### PROBLEM TO WORK ON:
Among the entries below, copy every line that carries the word "chevron".

### RECORDS TO PROCESS:
☆ ☆ ☆
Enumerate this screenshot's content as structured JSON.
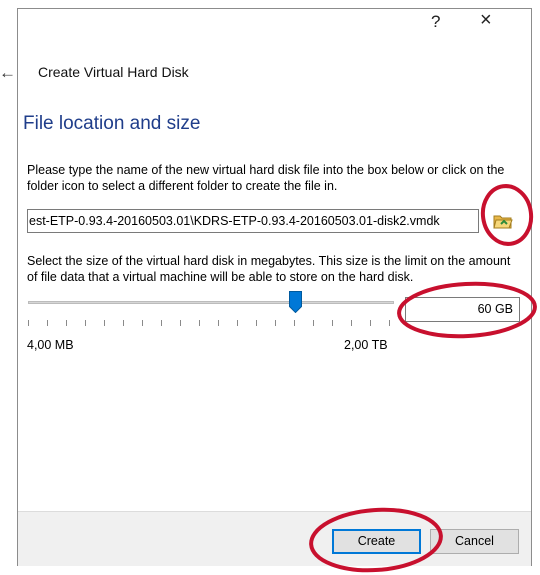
{
  "window": {
    "help_glyph": "?",
    "close_glyph": "×",
    "back_glyph": "←",
    "title": "Create Virtual Hard Disk"
  },
  "section": {
    "title": "File location and size"
  },
  "file_location": {
    "description": "Please type the name of the new virtual hard disk file into the box below or click on the folder icon to select a different folder to create the file in.",
    "path_value": "est-ETP-0.93.4-20160503.01\\KDRS-ETP-0.93.4-20160503.01-disk2.vmdk",
    "folder_icon": "folder-open-icon"
  },
  "file_size": {
    "description": "Select the size of the virtual hard disk in megabytes. This size is the limit on the amount of file data that a virtual machine will be able to store on the hard disk.",
    "value": "60 GB",
    "min_label": "4,00 MB",
    "max_label": "2,00 TB"
  },
  "buttons": {
    "create": "Create",
    "cancel": "Cancel"
  },
  "colors": {
    "accent": "#0078d7",
    "section_title": "#1f3d8a",
    "annotation": "#c8102e",
    "folder": "#e8b84a"
  }
}
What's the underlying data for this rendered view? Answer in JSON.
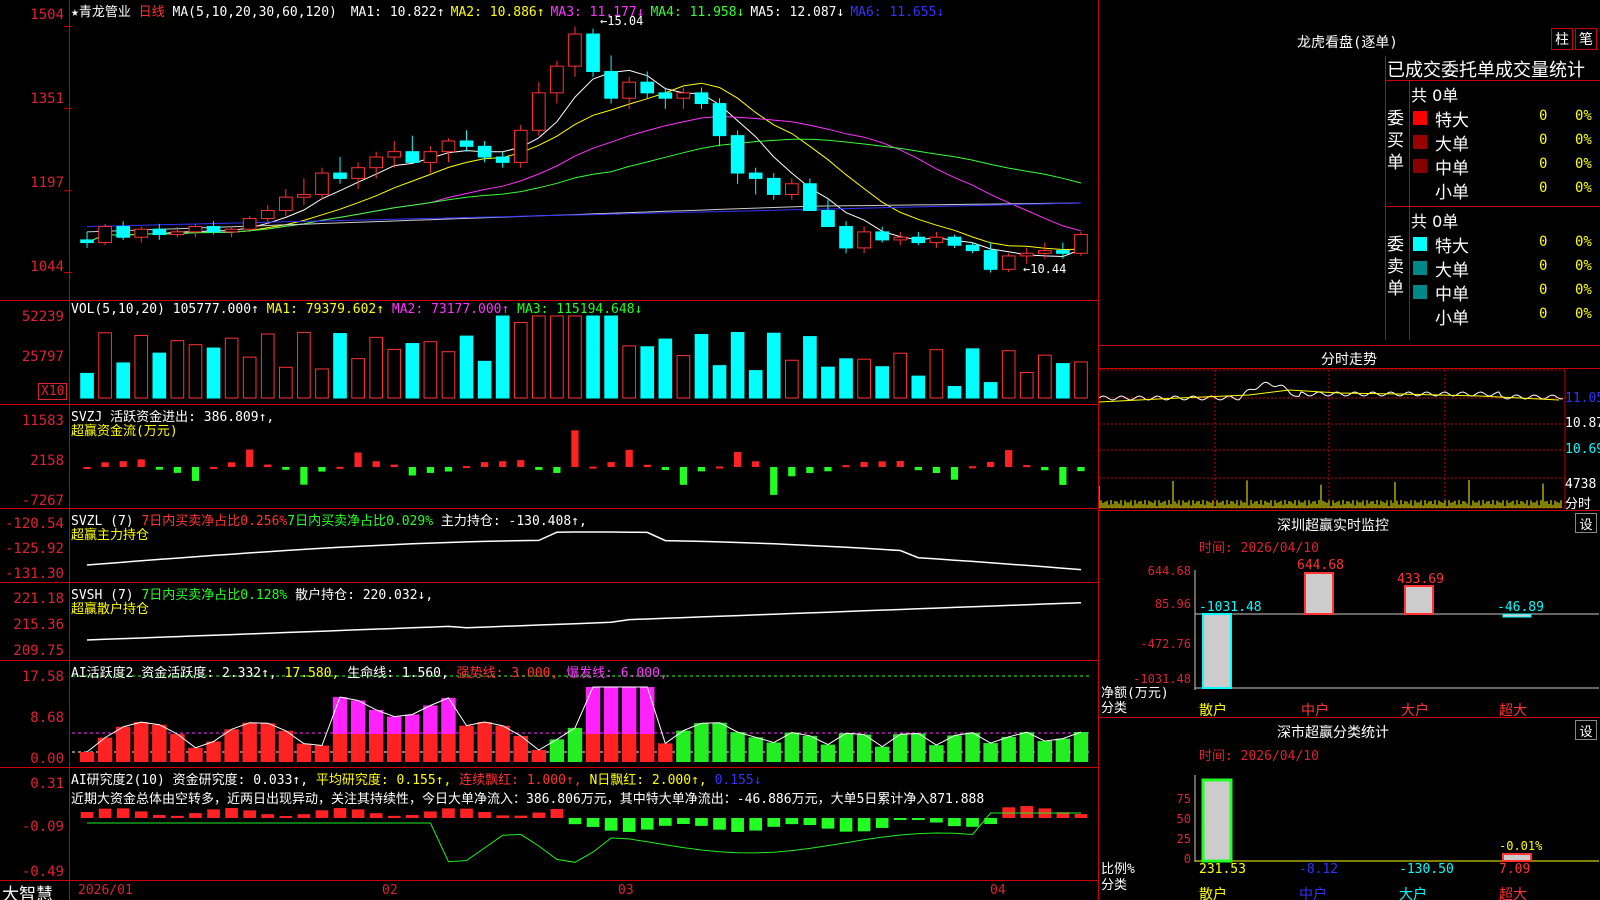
{
  "header": {
    "stock_name": "★青龙管业",
    "period": "日线",
    "ma_label": "MA(5,10,20,30,60,120)",
    "ma": [
      {
        "label": "MA1: 10.822",
        "arrow": "↑",
        "color": "#ffffff"
      },
      {
        "label": "MA2: 10.886",
        "arrow": "↑",
        "color": "#ffff00"
      },
      {
        "label": "MA3: 11.177",
        "arrow": "↓",
        "color": "#ff33ff"
      },
      {
        "label": "MA4: 11.958",
        "arrow": "↓",
        "color": "#33ff33"
      },
      {
        "label": "MA5: 12.087",
        "arrow": "↓",
        "color": "#ffffff"
      },
      {
        "label": "MA6: 11.655",
        "arrow": "↓",
        "color": "#3333ff"
      }
    ]
  },
  "main": {
    "yticks": [
      "1504",
      "1351",
      "1197",
      "1044"
    ],
    "high_label": "15.04",
    "low_label": "10.44"
  },
  "vol": {
    "legend": "VOL(5,10,20)",
    "value": "105777.000↑",
    "ma1": "MA1: 79379.602↑",
    "ma2": "MA2: 73177.000↑",
    "ma3": "MA3: 115194.648↓",
    "yticks": [
      "52239",
      "25797"
    ],
    "unit": "X10"
  },
  "svzj": {
    "legend": "SVZJ  活跃资金进出: 386.809↑,",
    "subtitle": "超赢资金流(万元)",
    "yticks": [
      "11583",
      "2158",
      "-7267"
    ]
  },
  "svzl": {
    "legend_a": "SVZL (7)",
    "legend_b": "7日内买卖净占比0.256%",
    "legend_c": "7日内买卖净占比0.029%",
    "legend_d": "主力持仓: -130.408↑,",
    "subtitle": "超赢主力持仓",
    "yticks": [
      "-120.54",
      "-125.92",
      "-131.30"
    ]
  },
  "svsh": {
    "legend_a": "SVSH (7)",
    "legend_b": "7日内买卖净占比0.128%",
    "legend_c": "散户持仓: 220.032↓,",
    "subtitle": "超赢散户持仓",
    "yticks": [
      "221.18",
      "215.36",
      "209.75"
    ]
  },
  "ai1": {
    "legend_a": "AI活跃度2 资金活跃度: 2.332↑,",
    "legend_b": "17.580,",
    "legend_c": "生命线: 1.560,",
    "legend_d": "强势线: 3.000,",
    "legend_e": "爆发线: 6.000,",
    "yticks": [
      "17.58",
      "8.68",
      "0.00"
    ]
  },
  "ai2": {
    "legend_a": "AI研究度2(10) 资金研究度: 0.033↑,",
    "legend_b": "平均研究度: 0.155↑,",
    "legend_c": "连续飘红: 1.000↑,",
    "legend_d": "N日飘红: 2.000↑,",
    "legend_e": "0.155↓",
    "note": "近期大资金总体由空转多，近两日出现异动，关注其持续性，今日大单净流入：386.806万元，其中特大单净流出：-46.886万元，大单5日累计净入871.888",
    "yticks": [
      "0.31",
      "-0.09",
      "-0.49"
    ]
  },
  "xaxis": {
    "labels": [
      "2026/01",
      "02",
      "03",
      "04"
    ],
    "app": "大智慧"
  },
  "dragon": {
    "title": "龙虎看盘(逐单)",
    "btn1": "柱",
    "btn2": "笔",
    "subtitle": "已成交委托单成交量统计",
    "buy": {
      "side": "委买单",
      "total": "共 0单",
      "rows": [
        {
          "name": "特大",
          "n": "0",
          "pct": "0%",
          "color": "#ff0000"
        },
        {
          "name": "大单",
          "n": "0",
          "pct": "0%",
          "color": "#990000"
        },
        {
          "name": "中单",
          "n": "0",
          "pct": "0%",
          "color": "#880000"
        },
        {
          "name": "小单",
          "n": "0",
          "pct": "0%",
          "color": ""
        }
      ]
    },
    "sell": {
      "side": "委卖单",
      "total": "共 0单",
      "rows": [
        {
          "name": "特大",
          "n": "0",
          "pct": "0%",
          "color": "#00ffff"
        },
        {
          "name": "大单",
          "n": "0",
          "pct": "0%",
          "color": "#008888"
        },
        {
          "name": "中单",
          "n": "0",
          "pct": "0%",
          "color": "#008888"
        },
        {
          "name": "小单",
          "n": "0",
          "pct": "0%",
          "color": ""
        }
      ]
    }
  },
  "intraday": {
    "title": "分时走势",
    "prices": [
      "11.05",
      "10.87",
      "10.69"
    ],
    "vol": "4738",
    "unit": "分时"
  },
  "sz_monitor": {
    "title": "深圳超赢实时监控",
    "btn": "设",
    "time": "时间: 2026/04/10",
    "yticks": [
      "644.68",
      "85.96",
      "-472.76",
      "-1031.48"
    ],
    "ylabel1": "净额(万元)",
    "ylabel2": "分类",
    "cats": [
      "散户",
      "中户",
      "大户",
      "超大"
    ],
    "values": [
      "-1031.48",
      "644.68",
      "433.69",
      "-46.89"
    ]
  },
  "sz_class": {
    "title": "深市超赢分类统计",
    "btn": "设",
    "time": "时间: 2026/04/10",
    "yticks": [
      "75",
      "50",
      "25",
      "0"
    ],
    "ylabel1": "比例%",
    "ylabel2": "分类",
    "cats": [
      "散户",
      "中户",
      "大户",
      "超大"
    ],
    "values": [
      "231.53",
      "-8.12",
      "-130.50",
      "7.09"
    ],
    "top_label": "-0.01%"
  },
  "chart_data": {
    "type": "candlestick",
    "title": "青龙管业 日线",
    "ohlc": [
      [
        11.05,
        11.2,
        10.9,
        11.0
      ],
      [
        11.0,
        11.35,
        10.95,
        11.3
      ],
      [
        11.3,
        11.4,
        11.05,
        11.1
      ],
      [
        11.1,
        11.3,
        11.0,
        11.25
      ],
      [
        11.25,
        11.35,
        11.05,
        11.15
      ],
      [
        11.15,
        11.3,
        11.1,
        11.2
      ],
      [
        11.2,
        11.35,
        11.1,
        11.3
      ],
      [
        11.3,
        11.4,
        11.15,
        11.2
      ],
      [
        11.2,
        11.3,
        11.1,
        11.25
      ],
      [
        11.25,
        11.5,
        11.2,
        11.45
      ],
      [
        11.45,
        11.7,
        11.35,
        11.6
      ],
      [
        11.6,
        12.0,
        11.5,
        11.85
      ],
      [
        11.85,
        12.2,
        11.7,
        11.9
      ],
      [
        11.9,
        12.4,
        11.8,
        12.3
      ],
      [
        12.3,
        12.6,
        12.1,
        12.2
      ],
      [
        12.2,
        12.5,
        12.0,
        12.4
      ],
      [
        12.4,
        12.7,
        12.2,
        12.6
      ],
      [
        12.6,
        12.9,
        12.4,
        12.7
      ],
      [
        12.7,
        13.0,
        12.5,
        12.5
      ],
      [
        12.5,
        12.8,
        12.3,
        12.7
      ],
      [
        12.7,
        12.95,
        12.5,
        12.9
      ],
      [
        12.9,
        13.1,
        12.7,
        12.8
      ],
      [
        12.8,
        12.9,
        12.5,
        12.6
      ],
      [
        12.6,
        12.7,
        12.4,
        12.5
      ],
      [
        12.5,
        13.2,
        12.4,
        13.1
      ],
      [
        13.1,
        14.0,
        13.0,
        13.8
      ],
      [
        13.8,
        14.4,
        13.6,
        14.3
      ],
      [
        14.3,
        15.04,
        14.1,
        14.9
      ],
      [
        14.9,
        15.0,
        14.1,
        14.2
      ],
      [
        14.2,
        14.5,
        13.6,
        13.7
      ],
      [
        13.7,
        14.1,
        13.5,
        14.0
      ],
      [
        14.0,
        14.2,
        13.7,
        13.8
      ],
      [
        13.8,
        13.9,
        13.5,
        13.7
      ],
      [
        13.7,
        13.9,
        13.5,
        13.8
      ],
      [
        13.8,
        13.9,
        13.5,
        13.6
      ],
      [
        13.6,
        13.7,
        12.8,
        13.0
      ],
      [
        13.0,
        13.1,
        12.1,
        12.3
      ],
      [
        12.3,
        12.4,
        11.9,
        12.2
      ],
      [
        12.2,
        12.3,
        11.8,
        11.9
      ],
      [
        11.9,
        12.2,
        11.8,
        12.1
      ],
      [
        12.1,
        12.2,
        11.6,
        11.6
      ],
      [
        11.6,
        11.8,
        11.3,
        11.3
      ],
      [
        11.3,
        11.4,
        10.8,
        10.9
      ],
      [
        10.9,
        11.3,
        10.8,
        11.2
      ],
      [
        11.2,
        11.3,
        11.0,
        11.05
      ],
      [
        11.05,
        11.2,
        10.95,
        11.1
      ],
      [
        11.1,
        11.2,
        10.95,
        11.0
      ],
      [
        11.0,
        11.2,
        10.9,
        11.1
      ],
      [
        11.1,
        11.15,
        10.9,
        10.95
      ],
      [
        10.95,
        11.0,
        10.8,
        10.85
      ],
      [
        10.85,
        11.0,
        10.44,
        10.5
      ],
      [
        10.5,
        10.8,
        10.45,
        10.75
      ],
      [
        10.75,
        10.9,
        10.6,
        10.8
      ],
      [
        10.8,
        11.0,
        10.7,
        10.85
      ],
      [
        10.85,
        11.0,
        10.7,
        10.8
      ],
      [
        10.8,
        11.2,
        10.75,
        11.15
      ]
    ],
    "ylim": [
      10.3,
      15.2
    ]
  }
}
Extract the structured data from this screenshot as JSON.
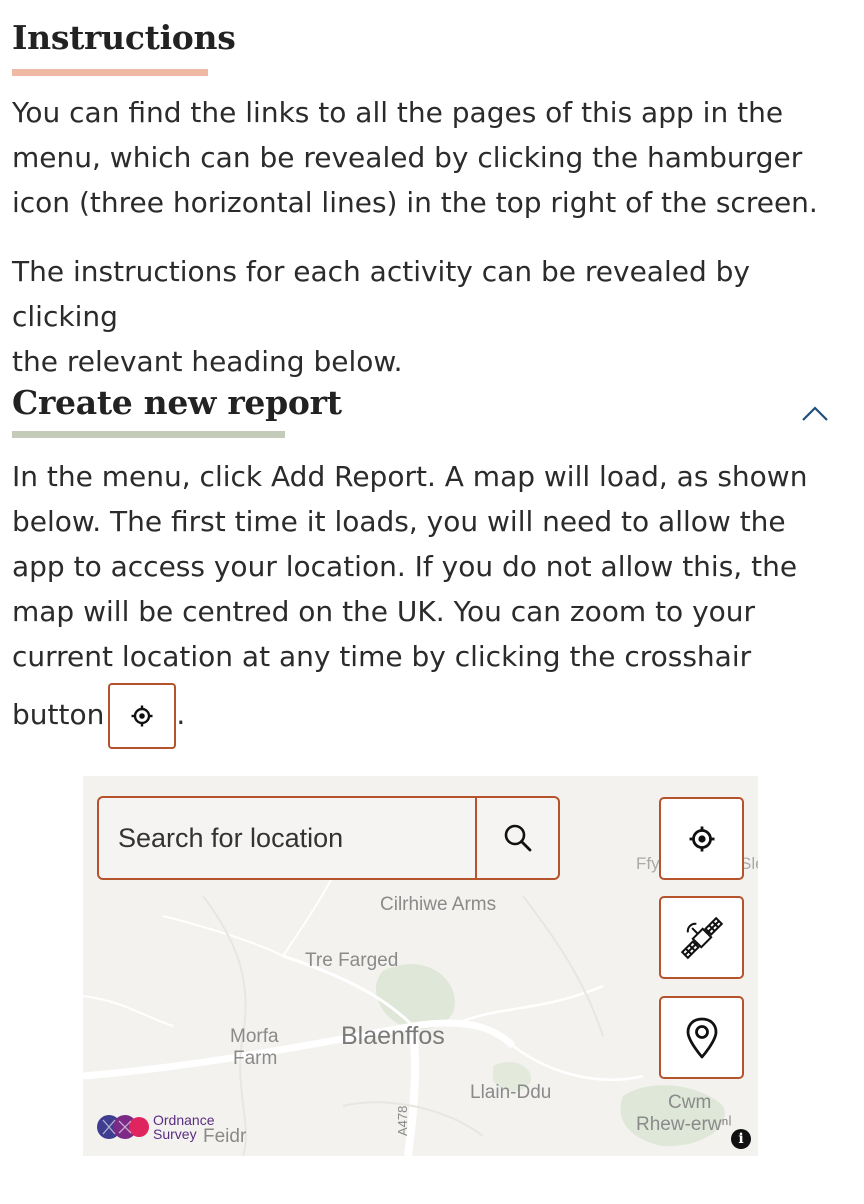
{
  "instructions": {
    "heading": "Instructions",
    "para1_line1": "You can find the links to all the pages of this app in the",
    "para1_line2": "menu, which can be revealed by clicking the hamburger",
    "para1_line3": "icon (three horizontal lines) in the top right of the screen.",
    "para2_line1": "The instructions for each activity can be revealed by clicking",
    "para2_line2": "the relevant heading below."
  },
  "create_report": {
    "heading": "Create new report",
    "line1": "In the menu, click Add Report. A map will load, as shown",
    "line2": "below. The first time it loads, you will need to allow the",
    "line3": "app to access your location. If you do not allow this, the",
    "line4": "map will be centred on the UK. You can zoom to your",
    "line5": "current location at any time by clicking the crosshair",
    "line6_start": "button",
    "line6_end": "."
  },
  "map": {
    "search_placeholder": "Search for location",
    "places": {
      "cilrhiwe": "Cilrhiwe Arms",
      "tre_farged": "Tre Farged",
      "morfa": "Morfa",
      "farm": "Farm",
      "blaenffos": "Blaenffos",
      "llain_ddu": "Llain-Ddu",
      "cwm": "Cwm",
      "rhew": "Rhew-erwⁿˡ",
      "feidr": "Feidr",
      "ffy": "Ffy",
      "sle": "Sle",
      "road": "A478"
    },
    "os_logo_line1": "Ordnance",
    "os_logo_line2": "Survey",
    "info": "i"
  },
  "colors": {
    "accent": "#b5532d",
    "instructions_underline": "#f0b9a4",
    "create_underline": "#c5cbb9",
    "chevron": "#1f4e79"
  },
  "icons": {
    "chevron": "chevron-up-icon",
    "crosshair": "crosshair-icon",
    "search": "search-icon",
    "satellite": "satellite-icon",
    "pin": "map-pin-icon"
  }
}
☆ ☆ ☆
### WRITTEN RESPONSE:
    "chevron": "#1f4e79"
    "chevron": "chevron-up-icon",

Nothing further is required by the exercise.